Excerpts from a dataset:

▽

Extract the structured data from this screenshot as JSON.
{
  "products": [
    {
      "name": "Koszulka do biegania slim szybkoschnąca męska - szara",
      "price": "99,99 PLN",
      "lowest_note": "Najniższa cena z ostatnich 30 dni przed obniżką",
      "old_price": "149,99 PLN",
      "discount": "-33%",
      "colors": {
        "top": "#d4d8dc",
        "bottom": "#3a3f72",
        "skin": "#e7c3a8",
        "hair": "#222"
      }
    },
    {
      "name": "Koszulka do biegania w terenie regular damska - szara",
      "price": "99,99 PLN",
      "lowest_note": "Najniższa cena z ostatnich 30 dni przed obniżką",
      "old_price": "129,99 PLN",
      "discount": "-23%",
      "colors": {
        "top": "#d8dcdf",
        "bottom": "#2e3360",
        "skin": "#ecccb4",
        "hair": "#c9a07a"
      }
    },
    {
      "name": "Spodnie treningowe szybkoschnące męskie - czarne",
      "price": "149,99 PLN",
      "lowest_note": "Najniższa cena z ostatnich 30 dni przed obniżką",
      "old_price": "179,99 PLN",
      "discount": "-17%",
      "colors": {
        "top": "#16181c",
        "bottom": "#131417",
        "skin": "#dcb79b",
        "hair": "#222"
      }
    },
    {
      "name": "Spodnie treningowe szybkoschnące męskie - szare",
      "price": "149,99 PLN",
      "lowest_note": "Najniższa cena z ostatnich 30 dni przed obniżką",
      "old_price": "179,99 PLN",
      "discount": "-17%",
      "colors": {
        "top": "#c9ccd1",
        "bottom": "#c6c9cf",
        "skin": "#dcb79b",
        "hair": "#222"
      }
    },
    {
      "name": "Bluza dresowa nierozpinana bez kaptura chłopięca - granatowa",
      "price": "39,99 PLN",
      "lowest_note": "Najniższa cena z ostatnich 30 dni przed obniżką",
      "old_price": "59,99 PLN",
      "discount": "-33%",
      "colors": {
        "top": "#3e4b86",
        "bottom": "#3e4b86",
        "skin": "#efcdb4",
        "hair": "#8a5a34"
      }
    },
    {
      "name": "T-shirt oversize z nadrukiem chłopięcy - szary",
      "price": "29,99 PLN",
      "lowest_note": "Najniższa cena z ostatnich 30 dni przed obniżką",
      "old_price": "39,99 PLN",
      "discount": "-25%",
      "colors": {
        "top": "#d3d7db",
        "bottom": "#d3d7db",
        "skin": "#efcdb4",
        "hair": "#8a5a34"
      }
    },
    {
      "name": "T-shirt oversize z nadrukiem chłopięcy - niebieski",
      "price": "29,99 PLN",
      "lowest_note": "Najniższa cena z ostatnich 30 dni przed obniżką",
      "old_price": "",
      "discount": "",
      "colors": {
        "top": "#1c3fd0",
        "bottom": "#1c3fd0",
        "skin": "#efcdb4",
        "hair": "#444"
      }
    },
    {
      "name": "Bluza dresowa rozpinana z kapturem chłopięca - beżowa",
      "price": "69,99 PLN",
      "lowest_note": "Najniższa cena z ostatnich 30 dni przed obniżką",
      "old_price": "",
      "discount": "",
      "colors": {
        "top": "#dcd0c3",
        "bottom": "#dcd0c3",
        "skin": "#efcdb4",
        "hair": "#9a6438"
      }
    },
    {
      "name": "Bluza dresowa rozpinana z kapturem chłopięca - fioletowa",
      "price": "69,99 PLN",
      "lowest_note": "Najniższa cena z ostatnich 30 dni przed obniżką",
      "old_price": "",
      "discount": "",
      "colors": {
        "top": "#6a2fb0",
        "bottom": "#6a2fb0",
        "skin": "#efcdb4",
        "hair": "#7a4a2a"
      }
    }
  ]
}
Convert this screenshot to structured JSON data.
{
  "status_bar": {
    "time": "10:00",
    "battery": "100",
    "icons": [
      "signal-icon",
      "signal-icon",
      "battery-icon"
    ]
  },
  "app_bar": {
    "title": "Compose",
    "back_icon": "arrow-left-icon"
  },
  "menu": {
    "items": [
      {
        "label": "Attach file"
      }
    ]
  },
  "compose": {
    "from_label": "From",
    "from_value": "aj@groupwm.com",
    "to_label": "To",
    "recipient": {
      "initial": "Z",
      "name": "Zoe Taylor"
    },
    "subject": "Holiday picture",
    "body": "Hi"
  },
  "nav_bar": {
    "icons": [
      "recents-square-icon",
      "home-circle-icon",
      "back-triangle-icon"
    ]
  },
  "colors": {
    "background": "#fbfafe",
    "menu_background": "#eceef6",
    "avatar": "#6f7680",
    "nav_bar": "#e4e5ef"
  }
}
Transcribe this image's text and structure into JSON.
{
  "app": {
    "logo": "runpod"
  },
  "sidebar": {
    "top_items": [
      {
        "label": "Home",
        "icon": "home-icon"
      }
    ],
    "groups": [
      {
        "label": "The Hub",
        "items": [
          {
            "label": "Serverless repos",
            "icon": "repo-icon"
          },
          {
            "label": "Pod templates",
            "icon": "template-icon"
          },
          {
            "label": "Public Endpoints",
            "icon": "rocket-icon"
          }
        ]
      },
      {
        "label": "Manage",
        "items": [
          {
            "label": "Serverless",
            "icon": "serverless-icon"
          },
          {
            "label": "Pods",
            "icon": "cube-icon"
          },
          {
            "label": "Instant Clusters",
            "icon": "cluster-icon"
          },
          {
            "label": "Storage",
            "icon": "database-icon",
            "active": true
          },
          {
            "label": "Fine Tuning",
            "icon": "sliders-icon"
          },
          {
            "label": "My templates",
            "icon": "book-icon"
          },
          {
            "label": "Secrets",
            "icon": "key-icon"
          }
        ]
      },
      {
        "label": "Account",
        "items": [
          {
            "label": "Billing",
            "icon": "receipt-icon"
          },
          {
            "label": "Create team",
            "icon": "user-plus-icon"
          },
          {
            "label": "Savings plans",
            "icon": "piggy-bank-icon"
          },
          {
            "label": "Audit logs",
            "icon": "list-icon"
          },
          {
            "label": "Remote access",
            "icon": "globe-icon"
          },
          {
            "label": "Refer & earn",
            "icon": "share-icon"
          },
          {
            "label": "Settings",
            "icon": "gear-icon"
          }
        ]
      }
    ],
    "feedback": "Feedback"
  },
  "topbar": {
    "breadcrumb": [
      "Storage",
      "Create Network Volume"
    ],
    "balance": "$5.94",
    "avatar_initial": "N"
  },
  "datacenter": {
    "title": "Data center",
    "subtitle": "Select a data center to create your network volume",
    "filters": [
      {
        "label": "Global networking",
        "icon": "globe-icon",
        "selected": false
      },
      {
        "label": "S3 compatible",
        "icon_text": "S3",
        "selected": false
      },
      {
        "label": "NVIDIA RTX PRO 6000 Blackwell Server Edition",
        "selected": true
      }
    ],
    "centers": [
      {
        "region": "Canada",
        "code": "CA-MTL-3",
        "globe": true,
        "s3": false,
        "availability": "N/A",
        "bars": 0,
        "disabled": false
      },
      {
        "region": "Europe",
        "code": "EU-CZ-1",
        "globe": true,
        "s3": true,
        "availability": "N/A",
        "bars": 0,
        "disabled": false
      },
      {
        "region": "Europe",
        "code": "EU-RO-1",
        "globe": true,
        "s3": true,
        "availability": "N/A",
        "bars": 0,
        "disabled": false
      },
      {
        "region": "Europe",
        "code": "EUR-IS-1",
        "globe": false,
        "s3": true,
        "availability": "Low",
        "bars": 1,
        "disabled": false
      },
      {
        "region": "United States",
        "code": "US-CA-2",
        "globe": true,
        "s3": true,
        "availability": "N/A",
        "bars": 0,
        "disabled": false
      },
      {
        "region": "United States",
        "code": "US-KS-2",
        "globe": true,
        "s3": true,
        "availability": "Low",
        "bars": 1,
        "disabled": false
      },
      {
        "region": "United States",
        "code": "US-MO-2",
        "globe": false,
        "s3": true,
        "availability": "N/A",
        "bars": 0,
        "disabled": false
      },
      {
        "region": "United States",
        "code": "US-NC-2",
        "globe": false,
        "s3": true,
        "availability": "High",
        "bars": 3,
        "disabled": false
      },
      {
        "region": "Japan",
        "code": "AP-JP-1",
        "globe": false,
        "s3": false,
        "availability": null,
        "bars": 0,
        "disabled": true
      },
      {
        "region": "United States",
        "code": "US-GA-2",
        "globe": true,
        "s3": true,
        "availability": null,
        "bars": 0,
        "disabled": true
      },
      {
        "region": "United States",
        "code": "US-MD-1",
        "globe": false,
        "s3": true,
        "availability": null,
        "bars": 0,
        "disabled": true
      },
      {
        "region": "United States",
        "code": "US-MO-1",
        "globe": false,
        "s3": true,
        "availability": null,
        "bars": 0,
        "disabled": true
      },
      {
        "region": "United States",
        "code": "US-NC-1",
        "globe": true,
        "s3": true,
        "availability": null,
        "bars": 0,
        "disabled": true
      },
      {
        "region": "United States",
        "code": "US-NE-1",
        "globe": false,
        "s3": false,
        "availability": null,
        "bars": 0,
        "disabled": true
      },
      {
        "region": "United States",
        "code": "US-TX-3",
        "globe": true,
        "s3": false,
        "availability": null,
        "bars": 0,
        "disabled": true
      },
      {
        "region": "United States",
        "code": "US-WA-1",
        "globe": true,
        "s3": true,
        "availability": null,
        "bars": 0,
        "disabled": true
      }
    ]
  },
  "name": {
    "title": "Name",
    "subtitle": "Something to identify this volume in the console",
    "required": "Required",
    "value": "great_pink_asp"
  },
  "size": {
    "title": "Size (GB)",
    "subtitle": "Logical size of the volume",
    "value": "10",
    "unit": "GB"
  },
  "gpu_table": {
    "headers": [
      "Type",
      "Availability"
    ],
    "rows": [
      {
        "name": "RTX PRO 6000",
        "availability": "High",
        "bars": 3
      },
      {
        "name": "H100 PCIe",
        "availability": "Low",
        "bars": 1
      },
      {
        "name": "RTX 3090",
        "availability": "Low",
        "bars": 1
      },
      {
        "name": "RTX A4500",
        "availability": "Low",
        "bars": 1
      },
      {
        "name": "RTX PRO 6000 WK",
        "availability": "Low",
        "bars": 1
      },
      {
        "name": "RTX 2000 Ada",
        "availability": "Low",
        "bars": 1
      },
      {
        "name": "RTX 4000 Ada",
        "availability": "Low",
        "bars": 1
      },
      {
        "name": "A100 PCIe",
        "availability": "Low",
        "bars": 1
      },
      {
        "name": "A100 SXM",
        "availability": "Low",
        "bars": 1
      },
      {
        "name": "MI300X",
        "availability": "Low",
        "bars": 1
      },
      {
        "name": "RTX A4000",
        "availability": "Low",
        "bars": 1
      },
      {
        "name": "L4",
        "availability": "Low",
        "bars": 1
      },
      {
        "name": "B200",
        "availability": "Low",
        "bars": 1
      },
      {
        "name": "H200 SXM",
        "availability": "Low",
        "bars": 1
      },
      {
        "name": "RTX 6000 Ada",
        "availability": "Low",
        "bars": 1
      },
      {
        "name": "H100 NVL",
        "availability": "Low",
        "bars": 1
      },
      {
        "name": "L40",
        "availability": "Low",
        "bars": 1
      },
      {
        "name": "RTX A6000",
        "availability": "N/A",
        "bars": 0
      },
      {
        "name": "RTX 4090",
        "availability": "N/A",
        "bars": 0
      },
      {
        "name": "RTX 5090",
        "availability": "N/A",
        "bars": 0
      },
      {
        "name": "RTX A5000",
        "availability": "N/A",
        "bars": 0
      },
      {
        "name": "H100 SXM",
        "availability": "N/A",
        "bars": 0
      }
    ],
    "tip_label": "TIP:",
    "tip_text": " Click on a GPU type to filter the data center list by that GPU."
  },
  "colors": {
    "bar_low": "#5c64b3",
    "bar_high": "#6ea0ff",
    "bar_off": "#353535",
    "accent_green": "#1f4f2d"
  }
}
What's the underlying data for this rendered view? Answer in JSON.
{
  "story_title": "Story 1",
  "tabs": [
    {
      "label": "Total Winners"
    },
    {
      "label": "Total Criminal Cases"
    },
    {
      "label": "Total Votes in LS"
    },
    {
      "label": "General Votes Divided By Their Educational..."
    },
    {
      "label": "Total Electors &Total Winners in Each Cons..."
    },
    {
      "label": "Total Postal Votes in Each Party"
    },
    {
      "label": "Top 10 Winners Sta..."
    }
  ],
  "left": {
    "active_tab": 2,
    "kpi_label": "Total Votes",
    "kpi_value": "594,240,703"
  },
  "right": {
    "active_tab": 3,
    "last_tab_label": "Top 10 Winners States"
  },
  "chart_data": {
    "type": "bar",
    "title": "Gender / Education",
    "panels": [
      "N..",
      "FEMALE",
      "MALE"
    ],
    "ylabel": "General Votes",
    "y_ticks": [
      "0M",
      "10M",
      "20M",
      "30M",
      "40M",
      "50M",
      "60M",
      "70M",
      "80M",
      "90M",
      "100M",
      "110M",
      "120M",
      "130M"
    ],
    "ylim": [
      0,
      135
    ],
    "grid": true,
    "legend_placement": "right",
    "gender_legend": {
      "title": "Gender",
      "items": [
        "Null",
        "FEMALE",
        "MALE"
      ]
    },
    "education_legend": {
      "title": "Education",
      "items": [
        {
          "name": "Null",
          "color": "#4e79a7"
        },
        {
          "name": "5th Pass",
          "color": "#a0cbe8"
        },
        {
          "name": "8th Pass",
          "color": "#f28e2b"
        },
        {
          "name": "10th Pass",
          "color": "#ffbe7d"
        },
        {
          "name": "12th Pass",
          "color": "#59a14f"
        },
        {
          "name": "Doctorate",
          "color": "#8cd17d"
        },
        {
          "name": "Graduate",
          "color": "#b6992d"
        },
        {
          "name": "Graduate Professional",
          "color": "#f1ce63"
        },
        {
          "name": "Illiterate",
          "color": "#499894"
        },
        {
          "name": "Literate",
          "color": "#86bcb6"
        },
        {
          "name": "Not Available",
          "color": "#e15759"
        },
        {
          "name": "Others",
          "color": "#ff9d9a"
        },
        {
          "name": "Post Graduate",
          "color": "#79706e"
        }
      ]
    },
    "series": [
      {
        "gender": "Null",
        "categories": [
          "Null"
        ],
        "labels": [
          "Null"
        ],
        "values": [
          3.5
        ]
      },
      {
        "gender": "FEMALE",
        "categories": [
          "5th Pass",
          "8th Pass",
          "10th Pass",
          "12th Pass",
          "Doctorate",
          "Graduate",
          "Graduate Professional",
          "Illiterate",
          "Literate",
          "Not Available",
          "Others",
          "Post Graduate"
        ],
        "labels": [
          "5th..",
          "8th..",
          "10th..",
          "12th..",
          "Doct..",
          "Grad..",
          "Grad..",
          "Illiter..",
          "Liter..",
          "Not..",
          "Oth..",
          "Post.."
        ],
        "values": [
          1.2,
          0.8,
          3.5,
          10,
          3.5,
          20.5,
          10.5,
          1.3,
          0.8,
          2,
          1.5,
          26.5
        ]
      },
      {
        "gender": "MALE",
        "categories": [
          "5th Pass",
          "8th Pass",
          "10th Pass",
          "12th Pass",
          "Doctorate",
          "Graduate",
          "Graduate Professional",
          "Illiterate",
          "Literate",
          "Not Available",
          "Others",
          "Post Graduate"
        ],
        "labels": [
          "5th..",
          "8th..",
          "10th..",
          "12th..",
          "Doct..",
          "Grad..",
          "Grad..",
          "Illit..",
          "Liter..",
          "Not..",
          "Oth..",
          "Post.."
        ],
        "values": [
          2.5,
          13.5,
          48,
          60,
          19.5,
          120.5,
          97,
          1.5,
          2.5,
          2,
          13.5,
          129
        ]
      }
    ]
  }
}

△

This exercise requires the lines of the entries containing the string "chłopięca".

      "name": "Bluza dresowa nierozpinana bez kaptura chłopięca - granatowa",
      "name": "Bluza dresowa rozpinana z kapturem chłopięca - beżowa",
      "name": "Bluza dresowa rozpinana z kapturem chłopięca - fioletowa",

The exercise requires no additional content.